State the number of lines in the material below that hold "title", and add nothing to it.
########################################
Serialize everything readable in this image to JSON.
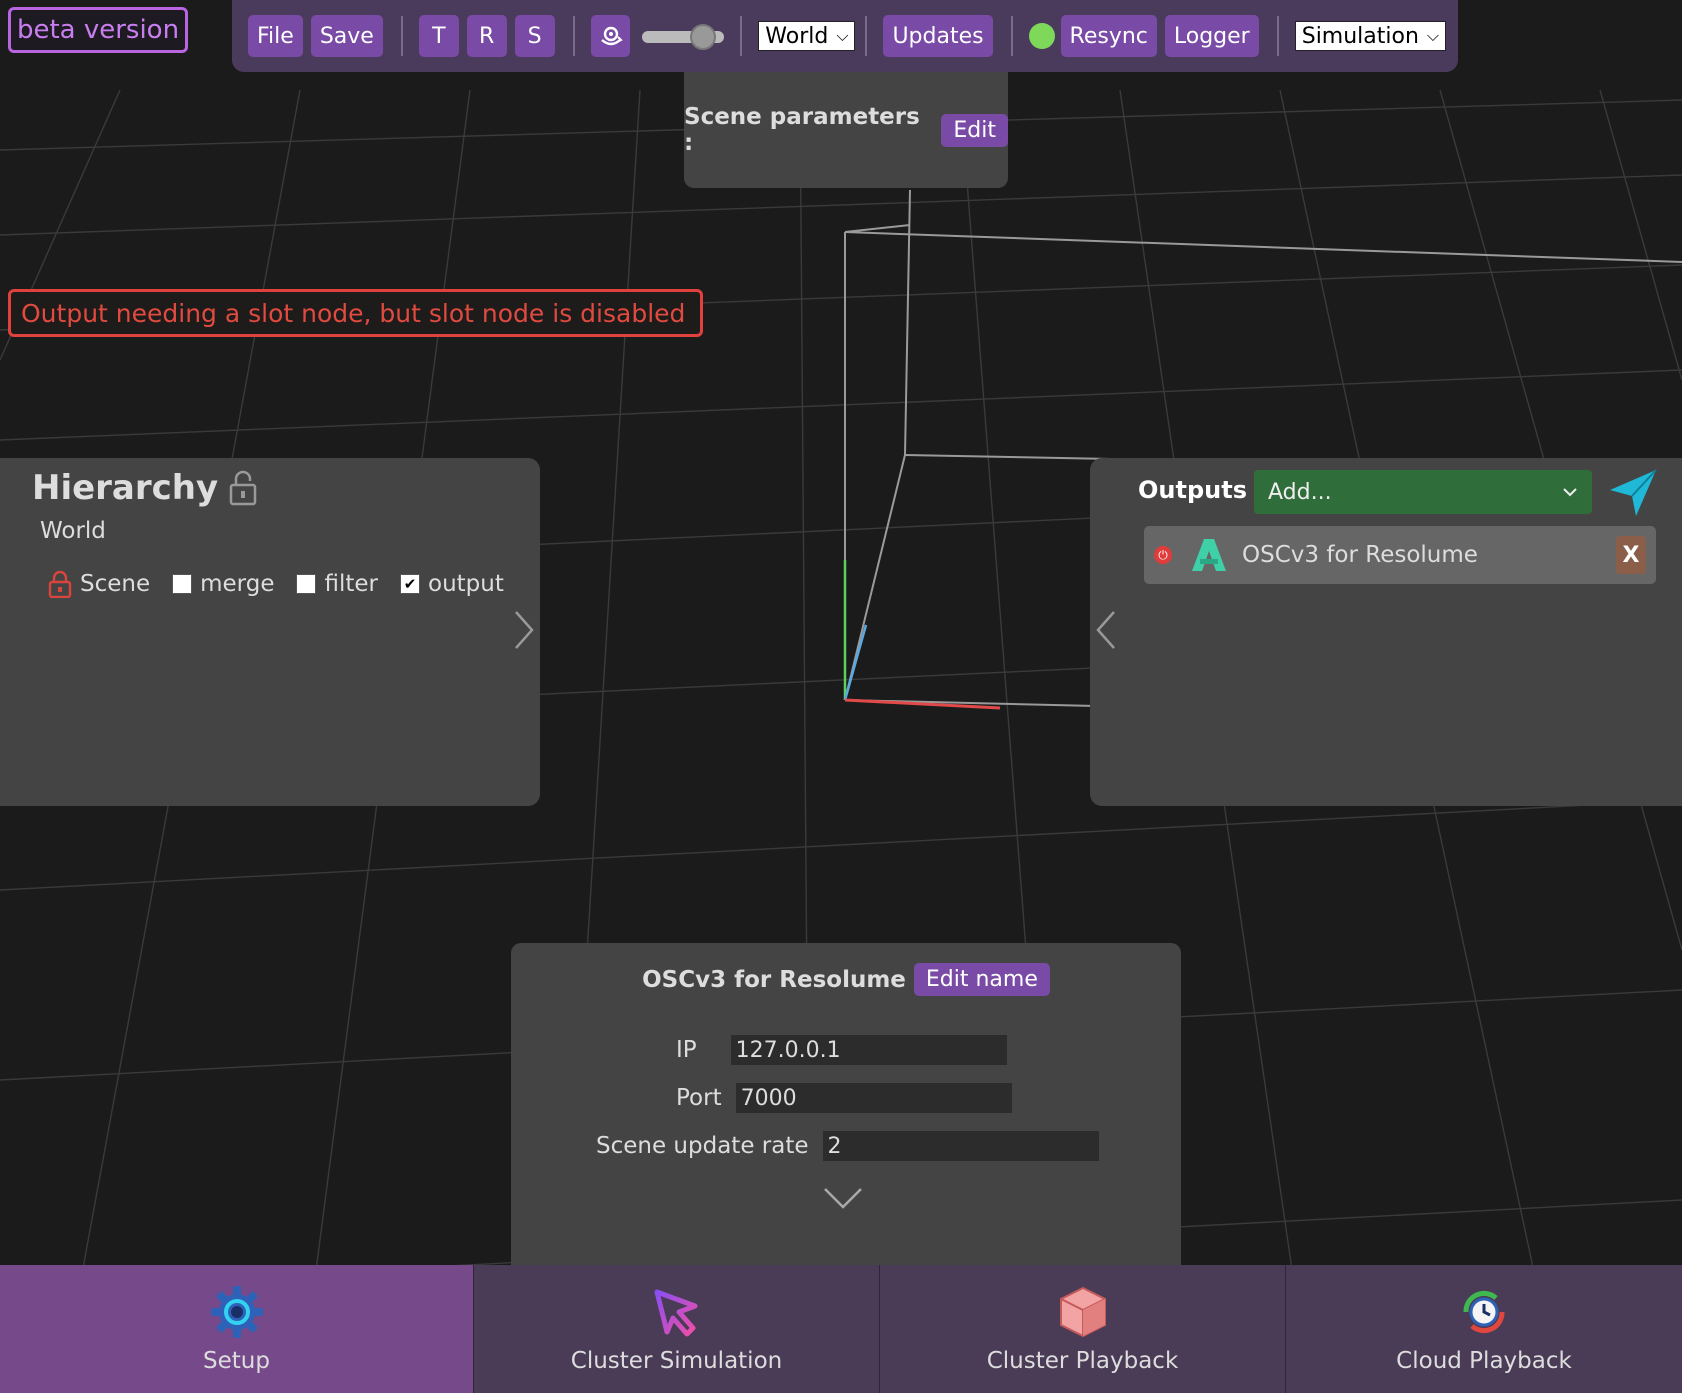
{
  "beta_badge": "beta version",
  "toolbar": {
    "file": "File",
    "save": "Save",
    "t": "T",
    "r": "R",
    "s": "S",
    "space_select": "World",
    "updates": "Updates",
    "status_color": "#7ed95b",
    "resync": "Resync",
    "logger": "Logger",
    "mode_select": "Simulation"
  },
  "scene_params": {
    "label": "Scene parameters :",
    "edit": "Edit"
  },
  "error_message": "Output needing a slot node, but slot node is disabled",
  "hierarchy": {
    "title": "Hierarchy",
    "world": "World",
    "scene": "Scene",
    "merge": {
      "label": "merge",
      "checked": false
    },
    "filter": {
      "label": "filter",
      "checked": false
    },
    "output": {
      "label": "output",
      "checked": true
    }
  },
  "outputs": {
    "title": "Outputs",
    "add_placeholder": "Add...",
    "items": [
      {
        "name": "OSCv3 for Resolume"
      }
    ],
    "remove_label": "X"
  },
  "detail": {
    "title": "OSCv3 for Resolume",
    "edit_name": "Edit name",
    "ip_label": "IP",
    "ip_value": "127.0.0.1",
    "port_label": "Port",
    "port_value": "7000",
    "rate_label": "Scene update rate",
    "rate_value": "2"
  },
  "nav": {
    "setup": "Setup",
    "cluster_simulation": "Cluster Simulation",
    "cluster_playback": "Cluster Playback",
    "cloud_playback": "Cloud Playback"
  },
  "colors": {
    "accent": "#7a4ba6",
    "toolbar_bg": "#4a3b5c",
    "error": "#e0413c",
    "panel_bg": "#444444"
  }
}
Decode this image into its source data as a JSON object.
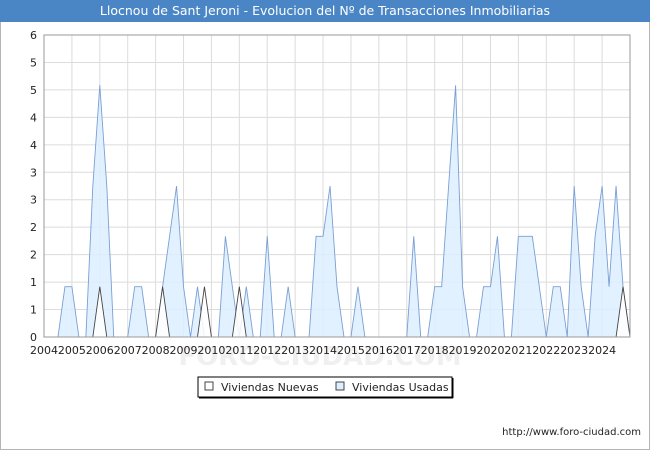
{
  "chart_data": {
    "type": "area",
    "title": "Llocnou de Sant Jeroni - Evolucion del Nº de Transacciones Inmobiliarias",
    "xlabel": "",
    "ylabel": "",
    "ylim": [
      0,
      6
    ],
    "y_ticks": [
      "0",
      "1",
      "1",
      "2",
      "2",
      "3",
      "3",
      "4",
      "4",
      "5",
      "5",
      "6"
    ],
    "x_tick_labels": [
      "2004",
      "2005",
      "2006",
      "2007",
      "2008",
      "2009",
      "2010",
      "2011",
      "2012",
      "2013",
      "2014",
      "2015",
      "2016",
      "2017",
      "2018",
      "2019",
      "2020",
      "2021",
      "2022",
      "2023",
      "2024"
    ],
    "grid": true,
    "legend_position": "bottom-center",
    "series": [
      {
        "name": "Viviendas Nuevas",
        "color": "#ffffff",
        "stroke": "#444444",
        "points": [
          [
            2005.75,
            0
          ],
          [
            2006.0,
            1
          ],
          [
            2006.25,
            0
          ],
          [
            2008.0,
            0
          ],
          [
            2008.25,
            1
          ],
          [
            2008.5,
            0
          ],
          [
            2009.5,
            0
          ],
          [
            2009.75,
            1
          ],
          [
            2010.0,
            0
          ],
          [
            2010.75,
            0
          ],
          [
            2011.0,
            1
          ],
          [
            2011.25,
            0
          ],
          [
            2024.5,
            0
          ],
          [
            2024.75,
            1
          ],
          [
            2025.0,
            0
          ]
        ]
      },
      {
        "name": "Viviendas Usadas",
        "color": "#ddeeff",
        "stroke": "#7a9fd4",
        "points": [
          [
            2004.0,
            0
          ],
          [
            2004.5,
            0
          ],
          [
            2004.75,
            1
          ],
          [
            2005.0,
            1
          ],
          [
            2005.25,
            0
          ],
          [
            2005.5,
            0
          ],
          [
            2005.75,
            3
          ],
          [
            2006.0,
            5
          ],
          [
            2006.25,
            3
          ],
          [
            2006.5,
            0
          ],
          [
            2007.0,
            0
          ],
          [
            2007.25,
            1
          ],
          [
            2007.5,
            1
          ],
          [
            2007.75,
            0
          ],
          [
            2008.0,
            0
          ],
          [
            2008.25,
            1
          ],
          [
            2008.5,
            2
          ],
          [
            2008.75,
            3
          ],
          [
            2009.0,
            1
          ],
          [
            2009.25,
            0
          ],
          [
            2009.5,
            1
          ],
          [
            2009.75,
            0
          ],
          [
            2010.25,
            0
          ],
          [
            2010.5,
            2
          ],
          [
            2010.75,
            1
          ],
          [
            2011.0,
            0
          ],
          [
            2011.25,
            1
          ],
          [
            2011.5,
            0
          ],
          [
            2011.75,
            0
          ],
          [
            2012.0,
            2
          ],
          [
            2012.25,
            0
          ],
          [
            2012.5,
            0
          ],
          [
            2012.75,
            1
          ],
          [
            2013.0,
            0
          ],
          [
            2013.5,
            0
          ],
          [
            2013.75,
            2
          ],
          [
            2014.0,
            2
          ],
          [
            2014.25,
            3
          ],
          [
            2014.5,
            1
          ],
          [
            2014.75,
            0
          ],
          [
            2015.0,
            0
          ],
          [
            2015.25,
            1
          ],
          [
            2015.5,
            0
          ],
          [
            2016.5,
            0
          ],
          [
            2017.0,
            0
          ],
          [
            2017.25,
            2
          ],
          [
            2017.5,
            0
          ],
          [
            2017.75,
            0
          ],
          [
            2018.0,
            1
          ],
          [
            2018.25,
            1
          ],
          [
            2018.5,
            3
          ],
          [
            2018.75,
            5
          ],
          [
            2019.0,
            1
          ],
          [
            2019.25,
            0
          ],
          [
            2019.5,
            0
          ],
          [
            2019.75,
            1
          ],
          [
            2020.0,
            1
          ],
          [
            2020.25,
            2
          ],
          [
            2020.5,
            0
          ],
          [
            2020.75,
            0
          ],
          [
            2021.0,
            2
          ],
          [
            2021.25,
            2
          ],
          [
            2021.5,
            2
          ],
          [
            2021.75,
            1
          ],
          [
            2022.0,
            0
          ],
          [
            2022.25,
            1
          ],
          [
            2022.5,
            1
          ],
          [
            2022.75,
            0
          ],
          [
            2023.0,
            3
          ],
          [
            2023.25,
            1
          ],
          [
            2023.5,
            0
          ],
          [
            2023.75,
            2
          ],
          [
            2024.0,
            3
          ],
          [
            2024.25,
            1
          ],
          [
            2024.5,
            3
          ],
          [
            2024.75,
            1
          ],
          [
            2025.0,
            0
          ]
        ]
      }
    ]
  },
  "legend": {
    "items": [
      {
        "label": "Viviendas Nuevas",
        "color": "#ffffff"
      },
      {
        "label": "Viviendas Usadas",
        "color": "#ddeeff"
      }
    ]
  },
  "watermark": "FORO-CIUDAD.COM",
  "source": "http://www.foro-ciudad.com"
}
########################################
§ Your solution
4